## Directions for this task:
Your answer should hold exactly the lines from the line containing "Decode this image" through the end of the entries that follow.

## Provided records:
━━━━━━━━━━
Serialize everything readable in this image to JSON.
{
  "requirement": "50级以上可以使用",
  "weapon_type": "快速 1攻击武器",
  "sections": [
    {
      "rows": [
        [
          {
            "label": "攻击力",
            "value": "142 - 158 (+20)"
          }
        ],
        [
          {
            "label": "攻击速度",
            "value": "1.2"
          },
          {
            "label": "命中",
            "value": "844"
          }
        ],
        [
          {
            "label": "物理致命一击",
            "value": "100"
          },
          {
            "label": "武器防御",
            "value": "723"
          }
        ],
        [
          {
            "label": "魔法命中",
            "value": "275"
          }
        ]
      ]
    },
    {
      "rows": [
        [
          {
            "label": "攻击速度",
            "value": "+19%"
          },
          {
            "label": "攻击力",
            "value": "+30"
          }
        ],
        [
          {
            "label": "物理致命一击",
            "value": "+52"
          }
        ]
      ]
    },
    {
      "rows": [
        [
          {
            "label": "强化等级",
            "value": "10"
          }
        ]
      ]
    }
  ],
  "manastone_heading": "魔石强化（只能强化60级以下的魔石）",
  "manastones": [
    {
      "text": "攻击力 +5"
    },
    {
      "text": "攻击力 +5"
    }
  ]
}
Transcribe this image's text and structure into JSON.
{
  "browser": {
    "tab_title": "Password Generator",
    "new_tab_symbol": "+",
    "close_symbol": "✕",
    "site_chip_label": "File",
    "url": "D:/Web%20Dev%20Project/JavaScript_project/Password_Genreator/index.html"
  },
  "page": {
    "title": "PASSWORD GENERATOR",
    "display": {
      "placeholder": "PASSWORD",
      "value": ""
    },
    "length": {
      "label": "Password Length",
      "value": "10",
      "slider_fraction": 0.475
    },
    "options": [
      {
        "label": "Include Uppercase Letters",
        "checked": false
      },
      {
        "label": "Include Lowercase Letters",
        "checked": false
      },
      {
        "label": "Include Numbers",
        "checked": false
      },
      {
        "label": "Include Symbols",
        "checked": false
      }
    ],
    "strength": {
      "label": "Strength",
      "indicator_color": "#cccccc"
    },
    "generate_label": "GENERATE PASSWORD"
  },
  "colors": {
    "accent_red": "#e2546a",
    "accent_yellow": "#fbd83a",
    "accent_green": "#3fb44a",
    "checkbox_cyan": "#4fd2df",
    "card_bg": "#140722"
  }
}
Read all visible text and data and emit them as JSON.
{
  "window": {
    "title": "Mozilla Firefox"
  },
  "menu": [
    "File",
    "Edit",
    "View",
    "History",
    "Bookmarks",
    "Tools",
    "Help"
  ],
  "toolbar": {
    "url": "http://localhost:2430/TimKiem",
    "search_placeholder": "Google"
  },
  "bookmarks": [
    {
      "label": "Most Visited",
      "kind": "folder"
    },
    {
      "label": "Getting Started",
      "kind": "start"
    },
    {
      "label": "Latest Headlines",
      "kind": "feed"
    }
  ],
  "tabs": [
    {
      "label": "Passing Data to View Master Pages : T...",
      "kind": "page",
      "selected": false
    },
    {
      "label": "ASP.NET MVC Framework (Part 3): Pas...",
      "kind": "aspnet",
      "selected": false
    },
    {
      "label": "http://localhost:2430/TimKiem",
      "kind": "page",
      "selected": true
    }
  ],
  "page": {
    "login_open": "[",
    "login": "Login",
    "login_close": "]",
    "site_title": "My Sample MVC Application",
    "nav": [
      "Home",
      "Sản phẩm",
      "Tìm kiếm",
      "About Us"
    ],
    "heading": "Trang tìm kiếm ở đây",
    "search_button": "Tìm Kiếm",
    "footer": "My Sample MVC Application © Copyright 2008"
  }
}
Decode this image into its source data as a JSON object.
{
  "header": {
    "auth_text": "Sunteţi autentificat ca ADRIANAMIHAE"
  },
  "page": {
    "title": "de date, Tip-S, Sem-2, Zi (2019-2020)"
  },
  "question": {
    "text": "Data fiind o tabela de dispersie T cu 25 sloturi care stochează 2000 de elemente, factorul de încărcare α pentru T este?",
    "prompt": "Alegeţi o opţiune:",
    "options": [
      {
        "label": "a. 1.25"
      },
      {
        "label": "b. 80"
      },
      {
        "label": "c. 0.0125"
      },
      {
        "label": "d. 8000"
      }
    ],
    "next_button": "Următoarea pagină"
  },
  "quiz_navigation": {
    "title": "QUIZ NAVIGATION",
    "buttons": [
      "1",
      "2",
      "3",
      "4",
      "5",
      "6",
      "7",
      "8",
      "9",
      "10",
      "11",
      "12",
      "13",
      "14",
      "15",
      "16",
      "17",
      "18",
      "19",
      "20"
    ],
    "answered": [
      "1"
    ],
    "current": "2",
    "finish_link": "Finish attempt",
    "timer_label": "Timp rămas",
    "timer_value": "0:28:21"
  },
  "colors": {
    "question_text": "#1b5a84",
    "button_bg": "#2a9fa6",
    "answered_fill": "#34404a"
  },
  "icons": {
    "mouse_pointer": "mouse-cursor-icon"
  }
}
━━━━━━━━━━
## Written response:
Decode this image into its source data as a JSON object.
{
  "header": {
    "auth_text": "Sunteţi autentificat ca ADRIANAMIHAE"
  },
  "page": {
    "title": "de date, Tip-S, Sem-2, Zi (2019-2020)"
  },
  "question": {
    "text": "Data fiind o tabela de dispersie T cu 25 sloturi care stochează 2000 de elemente, factorul de încărcare α pentru T este?",
    "prompt": "Alegeţi o opţiune:",
    "options": [
      {
        "label": "a. 1.25"
      },
      {
        "label": "b. 80"
      },
      {
        "label": "c. 0.0125"
      },
      {
        "label": "d. 8000"
      }
    ],
    "next_button": "Următoarea pagină"
  },
  "quiz_navigation": {
    "title": "QUIZ NAVIGATION",
    "buttons": [
      "1",
      "2",
      "3",
      "4",
      "5",
      "6",
      "7",
      "8",
      "9",
      "10",
      "11",
      "12",
      "13",
      "14",
      "15",
      "16",
      "17",
      "18",
      "19",
      "20"
    ],
    "answered": [
      "1"
    ],
    "current": "2",
    "finish_link": "Finish attempt",
    "timer_label": "Timp rămas",
    "timer_value": "0:28:21"
  },
  "colors": {
    "question_text": "#1b5a84",
    "button_bg": "#2a9fa6",
    "answered_fill": "#34404a"
  },
  "icons": {
    "mouse_pointer": "mouse-cursor-icon"
  }
}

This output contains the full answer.